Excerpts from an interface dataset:
>>>

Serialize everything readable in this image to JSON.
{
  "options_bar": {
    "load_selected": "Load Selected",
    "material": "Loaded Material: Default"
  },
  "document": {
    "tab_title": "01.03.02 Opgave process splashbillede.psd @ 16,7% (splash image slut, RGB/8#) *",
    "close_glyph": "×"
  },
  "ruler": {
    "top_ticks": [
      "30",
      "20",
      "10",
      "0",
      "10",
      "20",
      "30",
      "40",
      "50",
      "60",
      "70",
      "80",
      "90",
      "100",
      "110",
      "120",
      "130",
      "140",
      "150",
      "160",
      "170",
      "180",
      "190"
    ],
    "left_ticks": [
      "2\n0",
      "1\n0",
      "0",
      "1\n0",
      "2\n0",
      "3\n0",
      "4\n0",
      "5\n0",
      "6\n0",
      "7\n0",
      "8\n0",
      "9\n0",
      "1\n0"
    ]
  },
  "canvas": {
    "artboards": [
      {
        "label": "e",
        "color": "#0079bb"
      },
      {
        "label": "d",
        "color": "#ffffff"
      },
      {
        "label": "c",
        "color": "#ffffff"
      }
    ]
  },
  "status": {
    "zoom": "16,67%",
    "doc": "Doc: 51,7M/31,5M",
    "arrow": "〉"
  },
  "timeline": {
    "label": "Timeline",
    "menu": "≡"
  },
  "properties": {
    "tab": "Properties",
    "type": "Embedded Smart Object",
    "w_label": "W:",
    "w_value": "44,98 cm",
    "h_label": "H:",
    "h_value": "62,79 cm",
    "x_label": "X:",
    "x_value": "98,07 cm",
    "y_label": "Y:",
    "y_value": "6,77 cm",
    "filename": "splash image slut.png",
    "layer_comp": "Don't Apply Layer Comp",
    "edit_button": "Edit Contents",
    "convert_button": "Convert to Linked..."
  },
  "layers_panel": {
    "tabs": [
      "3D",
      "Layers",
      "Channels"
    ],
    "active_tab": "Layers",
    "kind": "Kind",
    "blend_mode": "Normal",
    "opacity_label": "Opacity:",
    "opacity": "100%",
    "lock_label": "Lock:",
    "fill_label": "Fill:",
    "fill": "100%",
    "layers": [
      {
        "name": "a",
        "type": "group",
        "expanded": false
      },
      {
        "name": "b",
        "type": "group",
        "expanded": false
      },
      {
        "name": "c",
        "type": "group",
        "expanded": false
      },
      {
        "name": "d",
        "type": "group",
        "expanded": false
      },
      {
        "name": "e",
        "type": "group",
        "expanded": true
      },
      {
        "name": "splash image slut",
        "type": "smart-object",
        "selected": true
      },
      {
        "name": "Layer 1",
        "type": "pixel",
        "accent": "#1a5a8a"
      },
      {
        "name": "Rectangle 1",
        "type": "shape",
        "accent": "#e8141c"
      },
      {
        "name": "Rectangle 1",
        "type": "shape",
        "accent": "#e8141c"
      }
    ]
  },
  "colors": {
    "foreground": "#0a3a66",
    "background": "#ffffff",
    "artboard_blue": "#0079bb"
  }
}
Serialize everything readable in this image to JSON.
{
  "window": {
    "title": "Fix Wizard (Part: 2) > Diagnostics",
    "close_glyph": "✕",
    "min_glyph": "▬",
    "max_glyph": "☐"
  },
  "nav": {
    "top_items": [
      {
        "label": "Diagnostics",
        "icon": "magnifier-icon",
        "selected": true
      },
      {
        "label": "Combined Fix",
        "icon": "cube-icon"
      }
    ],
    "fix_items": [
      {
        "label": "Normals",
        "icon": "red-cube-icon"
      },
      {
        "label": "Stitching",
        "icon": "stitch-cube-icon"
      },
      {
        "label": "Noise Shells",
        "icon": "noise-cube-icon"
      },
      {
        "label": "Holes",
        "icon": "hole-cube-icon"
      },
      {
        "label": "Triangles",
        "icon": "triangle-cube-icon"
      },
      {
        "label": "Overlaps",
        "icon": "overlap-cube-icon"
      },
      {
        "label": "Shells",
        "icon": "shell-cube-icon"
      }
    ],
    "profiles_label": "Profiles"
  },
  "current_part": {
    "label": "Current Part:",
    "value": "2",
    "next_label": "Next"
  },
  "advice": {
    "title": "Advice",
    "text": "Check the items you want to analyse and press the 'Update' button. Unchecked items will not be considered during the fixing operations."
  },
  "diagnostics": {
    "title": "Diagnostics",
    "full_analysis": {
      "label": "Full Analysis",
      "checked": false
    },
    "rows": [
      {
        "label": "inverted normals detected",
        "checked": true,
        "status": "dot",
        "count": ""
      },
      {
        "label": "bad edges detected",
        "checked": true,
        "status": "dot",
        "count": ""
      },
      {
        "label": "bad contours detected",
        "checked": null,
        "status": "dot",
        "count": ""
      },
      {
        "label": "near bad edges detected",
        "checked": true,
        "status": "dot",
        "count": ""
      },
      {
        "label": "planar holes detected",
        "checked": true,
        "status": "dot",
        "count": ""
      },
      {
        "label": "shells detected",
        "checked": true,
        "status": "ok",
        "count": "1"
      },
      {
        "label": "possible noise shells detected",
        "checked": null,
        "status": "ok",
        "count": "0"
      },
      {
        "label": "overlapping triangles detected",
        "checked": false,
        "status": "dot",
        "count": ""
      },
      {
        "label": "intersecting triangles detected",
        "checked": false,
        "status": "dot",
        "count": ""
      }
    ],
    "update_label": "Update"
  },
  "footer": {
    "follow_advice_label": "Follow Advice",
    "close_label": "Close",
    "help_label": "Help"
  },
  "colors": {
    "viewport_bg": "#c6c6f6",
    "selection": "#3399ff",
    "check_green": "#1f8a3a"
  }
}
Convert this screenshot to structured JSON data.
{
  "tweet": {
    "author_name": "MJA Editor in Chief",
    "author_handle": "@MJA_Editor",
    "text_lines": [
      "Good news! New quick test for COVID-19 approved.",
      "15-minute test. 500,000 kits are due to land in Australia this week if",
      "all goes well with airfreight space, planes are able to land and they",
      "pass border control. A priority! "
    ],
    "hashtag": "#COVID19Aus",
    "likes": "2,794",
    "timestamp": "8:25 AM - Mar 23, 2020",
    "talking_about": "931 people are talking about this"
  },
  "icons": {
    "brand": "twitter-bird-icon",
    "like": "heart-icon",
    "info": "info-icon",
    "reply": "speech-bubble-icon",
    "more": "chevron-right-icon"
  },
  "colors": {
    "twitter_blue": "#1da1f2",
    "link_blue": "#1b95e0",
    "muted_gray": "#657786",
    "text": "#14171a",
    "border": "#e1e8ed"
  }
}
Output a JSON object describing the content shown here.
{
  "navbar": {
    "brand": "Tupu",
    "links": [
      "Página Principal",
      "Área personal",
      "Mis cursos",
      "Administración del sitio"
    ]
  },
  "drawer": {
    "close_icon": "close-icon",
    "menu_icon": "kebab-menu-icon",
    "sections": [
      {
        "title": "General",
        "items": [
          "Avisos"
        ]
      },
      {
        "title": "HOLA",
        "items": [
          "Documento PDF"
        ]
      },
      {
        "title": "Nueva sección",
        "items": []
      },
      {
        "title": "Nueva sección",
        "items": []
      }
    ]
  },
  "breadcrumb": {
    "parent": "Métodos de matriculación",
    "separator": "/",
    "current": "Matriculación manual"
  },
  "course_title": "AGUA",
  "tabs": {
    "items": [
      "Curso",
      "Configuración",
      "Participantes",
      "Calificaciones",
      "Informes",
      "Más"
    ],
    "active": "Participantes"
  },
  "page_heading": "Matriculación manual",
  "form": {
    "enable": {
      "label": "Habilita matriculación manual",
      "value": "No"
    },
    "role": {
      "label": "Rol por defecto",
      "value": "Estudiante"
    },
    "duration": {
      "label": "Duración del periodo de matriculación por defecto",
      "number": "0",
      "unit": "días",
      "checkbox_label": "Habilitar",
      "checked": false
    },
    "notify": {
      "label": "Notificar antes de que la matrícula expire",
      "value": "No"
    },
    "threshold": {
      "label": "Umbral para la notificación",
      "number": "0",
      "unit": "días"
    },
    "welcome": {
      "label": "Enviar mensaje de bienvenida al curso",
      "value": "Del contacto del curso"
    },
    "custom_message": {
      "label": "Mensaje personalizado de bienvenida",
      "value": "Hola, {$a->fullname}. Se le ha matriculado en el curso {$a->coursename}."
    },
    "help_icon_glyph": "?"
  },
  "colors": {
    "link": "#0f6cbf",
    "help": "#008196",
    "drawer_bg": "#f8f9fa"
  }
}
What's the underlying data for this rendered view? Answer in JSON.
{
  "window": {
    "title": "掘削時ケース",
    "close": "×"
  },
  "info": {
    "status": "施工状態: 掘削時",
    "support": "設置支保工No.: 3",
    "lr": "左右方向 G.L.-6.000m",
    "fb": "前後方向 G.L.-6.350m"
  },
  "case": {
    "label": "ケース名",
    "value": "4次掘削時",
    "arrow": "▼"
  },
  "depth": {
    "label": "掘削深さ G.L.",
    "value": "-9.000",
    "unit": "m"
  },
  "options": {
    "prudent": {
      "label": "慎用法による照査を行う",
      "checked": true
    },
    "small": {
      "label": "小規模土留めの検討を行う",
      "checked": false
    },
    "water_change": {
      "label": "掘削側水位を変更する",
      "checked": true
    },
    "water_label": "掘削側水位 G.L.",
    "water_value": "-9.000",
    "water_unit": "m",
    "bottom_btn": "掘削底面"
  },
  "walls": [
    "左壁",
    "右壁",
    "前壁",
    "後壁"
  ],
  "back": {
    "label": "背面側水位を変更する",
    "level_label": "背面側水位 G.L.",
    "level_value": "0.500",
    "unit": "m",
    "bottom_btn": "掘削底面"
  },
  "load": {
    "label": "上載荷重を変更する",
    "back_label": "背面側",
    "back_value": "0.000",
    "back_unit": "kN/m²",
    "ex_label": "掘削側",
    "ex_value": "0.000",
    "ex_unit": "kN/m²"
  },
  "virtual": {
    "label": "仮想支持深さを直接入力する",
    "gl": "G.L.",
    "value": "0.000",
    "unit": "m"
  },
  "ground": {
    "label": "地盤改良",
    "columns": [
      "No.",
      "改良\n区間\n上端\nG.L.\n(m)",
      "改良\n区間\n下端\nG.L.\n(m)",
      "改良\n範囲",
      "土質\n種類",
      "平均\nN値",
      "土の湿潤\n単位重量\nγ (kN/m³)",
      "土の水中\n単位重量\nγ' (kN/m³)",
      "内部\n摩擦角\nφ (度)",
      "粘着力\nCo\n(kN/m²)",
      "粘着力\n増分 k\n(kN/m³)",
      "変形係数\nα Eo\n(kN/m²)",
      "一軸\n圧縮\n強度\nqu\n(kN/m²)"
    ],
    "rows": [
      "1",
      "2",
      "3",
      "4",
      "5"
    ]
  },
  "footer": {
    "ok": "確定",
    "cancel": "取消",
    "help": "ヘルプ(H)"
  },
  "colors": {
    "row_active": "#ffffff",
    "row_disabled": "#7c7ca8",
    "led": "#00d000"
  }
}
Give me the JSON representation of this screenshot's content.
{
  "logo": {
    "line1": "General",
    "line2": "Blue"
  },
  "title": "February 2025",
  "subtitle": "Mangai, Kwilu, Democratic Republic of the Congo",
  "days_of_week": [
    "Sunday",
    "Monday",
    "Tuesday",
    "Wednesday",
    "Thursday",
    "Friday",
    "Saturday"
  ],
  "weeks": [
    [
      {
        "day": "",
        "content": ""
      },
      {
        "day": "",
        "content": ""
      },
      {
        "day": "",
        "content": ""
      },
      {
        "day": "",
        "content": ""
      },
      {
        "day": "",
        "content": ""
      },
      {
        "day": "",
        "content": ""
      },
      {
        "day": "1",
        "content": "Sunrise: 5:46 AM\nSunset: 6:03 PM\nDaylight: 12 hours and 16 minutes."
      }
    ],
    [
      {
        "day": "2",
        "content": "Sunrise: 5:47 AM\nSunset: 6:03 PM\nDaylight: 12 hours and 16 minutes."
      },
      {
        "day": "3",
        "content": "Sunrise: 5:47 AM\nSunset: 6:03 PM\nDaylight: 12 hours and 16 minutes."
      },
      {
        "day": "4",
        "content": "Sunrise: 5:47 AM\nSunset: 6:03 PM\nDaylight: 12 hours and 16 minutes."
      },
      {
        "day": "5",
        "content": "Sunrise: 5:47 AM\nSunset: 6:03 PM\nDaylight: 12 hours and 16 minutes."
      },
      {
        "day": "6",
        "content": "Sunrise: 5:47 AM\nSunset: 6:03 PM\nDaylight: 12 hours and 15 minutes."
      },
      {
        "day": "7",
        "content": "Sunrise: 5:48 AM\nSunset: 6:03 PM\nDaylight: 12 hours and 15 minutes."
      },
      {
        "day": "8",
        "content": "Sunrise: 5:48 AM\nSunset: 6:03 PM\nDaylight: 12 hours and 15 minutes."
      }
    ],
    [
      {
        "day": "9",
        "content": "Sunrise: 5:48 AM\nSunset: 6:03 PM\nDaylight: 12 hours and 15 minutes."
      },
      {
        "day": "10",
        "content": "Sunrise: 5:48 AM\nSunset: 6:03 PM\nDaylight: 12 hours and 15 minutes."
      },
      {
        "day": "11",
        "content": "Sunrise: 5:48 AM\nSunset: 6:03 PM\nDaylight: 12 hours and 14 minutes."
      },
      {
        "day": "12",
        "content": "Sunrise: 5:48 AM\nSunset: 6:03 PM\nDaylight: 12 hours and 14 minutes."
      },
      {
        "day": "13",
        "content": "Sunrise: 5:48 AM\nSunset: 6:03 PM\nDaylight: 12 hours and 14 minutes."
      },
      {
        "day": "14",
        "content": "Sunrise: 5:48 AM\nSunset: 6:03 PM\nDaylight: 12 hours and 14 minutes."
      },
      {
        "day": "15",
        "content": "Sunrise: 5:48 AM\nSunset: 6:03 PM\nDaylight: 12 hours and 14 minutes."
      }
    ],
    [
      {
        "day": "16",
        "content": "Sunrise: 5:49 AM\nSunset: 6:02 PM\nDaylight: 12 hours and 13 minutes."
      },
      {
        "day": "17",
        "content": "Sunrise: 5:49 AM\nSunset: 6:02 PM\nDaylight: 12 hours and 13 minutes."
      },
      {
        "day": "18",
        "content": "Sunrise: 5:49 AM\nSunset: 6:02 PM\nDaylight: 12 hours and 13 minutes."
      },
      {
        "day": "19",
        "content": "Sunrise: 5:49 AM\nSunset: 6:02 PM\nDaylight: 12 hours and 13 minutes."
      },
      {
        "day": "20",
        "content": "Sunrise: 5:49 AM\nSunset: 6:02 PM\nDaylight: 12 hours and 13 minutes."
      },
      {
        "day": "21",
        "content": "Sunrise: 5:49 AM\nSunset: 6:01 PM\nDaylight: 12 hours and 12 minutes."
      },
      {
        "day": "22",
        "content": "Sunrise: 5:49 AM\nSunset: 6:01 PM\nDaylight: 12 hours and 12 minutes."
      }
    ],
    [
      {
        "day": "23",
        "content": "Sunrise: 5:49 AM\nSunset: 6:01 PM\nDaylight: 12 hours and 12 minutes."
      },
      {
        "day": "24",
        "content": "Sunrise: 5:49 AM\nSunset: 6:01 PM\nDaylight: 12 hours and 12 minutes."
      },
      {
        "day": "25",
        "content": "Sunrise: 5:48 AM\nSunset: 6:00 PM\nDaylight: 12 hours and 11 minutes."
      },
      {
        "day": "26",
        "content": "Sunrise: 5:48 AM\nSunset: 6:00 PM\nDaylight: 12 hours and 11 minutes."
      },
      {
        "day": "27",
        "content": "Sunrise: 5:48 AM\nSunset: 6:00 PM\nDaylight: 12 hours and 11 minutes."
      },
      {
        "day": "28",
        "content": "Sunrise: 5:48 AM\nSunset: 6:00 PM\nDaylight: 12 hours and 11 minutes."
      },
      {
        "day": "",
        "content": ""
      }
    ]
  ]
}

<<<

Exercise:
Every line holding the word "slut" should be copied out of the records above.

Exercise output:
    "tab_title": "01.03.02 Opgave process splashbillede.psd @ 16,7% (splash image slut, RGB/8#) *",
    "filename": "splash image slut.png",
        "name": "splash image slut",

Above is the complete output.